Foreign students ‘internationalize’ state schools

America’s universities have a significant economic stake in keeping our nation’s borders as open as possible to young men and women from other countries eager to study here and win degrees from what still rank among the world’s best.
A foreign student at the University of Kansas can expect to spend $30,000 a year, including out-of-state tuition, room, board, books and incidental expenses. This semester, KU has 1,926 foreign graduate and undergraduate students enrolled. The money they bring to the university and to the state’s economy in these lean times is significant.
It is interesting to look at growth of the numbers of students from abroad over the past four years. In 2005, KU had 561 undergraduates from abroad, down from 739 in 2001. Last fall, that total had increased to 799 — back above the pre-9/11 level.
In response to the terrorist attacks in 2001, Congress and the administration slapped tough visa requirements on all who applied for student visas, particularly on nationals from the Middle East and other countries with large Muslim populations. Because KU had been a popular university with students from Saudi Arabia and other nations in the region, the numbers of those students dropped sharply.
Feeling the pinch, KU and other universities throughout our nation set up offices to help students get visas and urged Congress and the administration to be more selective in making visa decisions. They also worked diligently to make foreigners feel welcome on campus and to help them overcome language and cultural barriers and succeed in their studies.
Word of mouth is the best advertisement universities have to recruit from other countries so as these efforts succeeded with students already here, recruitment of new students to join their friends in the U.S. followed.

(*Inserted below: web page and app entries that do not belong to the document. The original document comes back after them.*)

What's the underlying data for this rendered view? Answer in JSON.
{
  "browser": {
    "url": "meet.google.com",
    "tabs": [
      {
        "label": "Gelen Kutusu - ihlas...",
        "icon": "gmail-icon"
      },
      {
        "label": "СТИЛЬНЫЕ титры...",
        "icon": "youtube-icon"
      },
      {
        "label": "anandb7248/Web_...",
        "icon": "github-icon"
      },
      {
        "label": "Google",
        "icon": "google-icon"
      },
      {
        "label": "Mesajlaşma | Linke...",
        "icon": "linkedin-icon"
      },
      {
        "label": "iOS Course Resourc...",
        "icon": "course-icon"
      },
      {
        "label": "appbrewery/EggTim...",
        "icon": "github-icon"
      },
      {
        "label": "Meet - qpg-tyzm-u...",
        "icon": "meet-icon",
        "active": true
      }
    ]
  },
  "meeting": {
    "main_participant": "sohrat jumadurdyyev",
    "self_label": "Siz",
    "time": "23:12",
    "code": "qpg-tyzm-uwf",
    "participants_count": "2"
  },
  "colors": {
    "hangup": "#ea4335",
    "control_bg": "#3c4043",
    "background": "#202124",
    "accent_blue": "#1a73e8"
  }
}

CHANGES IN distribution of wealth throughout the world also is reflected on U. S. campuses. For the first time ever, China has more of its students studying at KU than any other foreign nation, with a total of 642 — about three times the Chinese enrollment in 2003. The reason is the rapid growth of China’s middle class, which is providing families there with the wealth required to send their children abroad to study. For the same reason, India and South Korea rank second and third on the list of 106 nations which had one or more of their citizens enrolled at KU.
KU has an Office of International Studies charged with “internationalizing” the university, a mission that in-cludes recruitment of international students — and much, much more.
OIS also encourages and organizes study abroad programs for students and faculty, promotes lectures and other presentations that focus on other nations, connects the academic departments at KU with similar departments in foreign nations so that both can profit from the interrelationships and, in a word, seeks to instill an international (worldwide) perspective into every aspect of the university.

– Emerson Lynn, jr.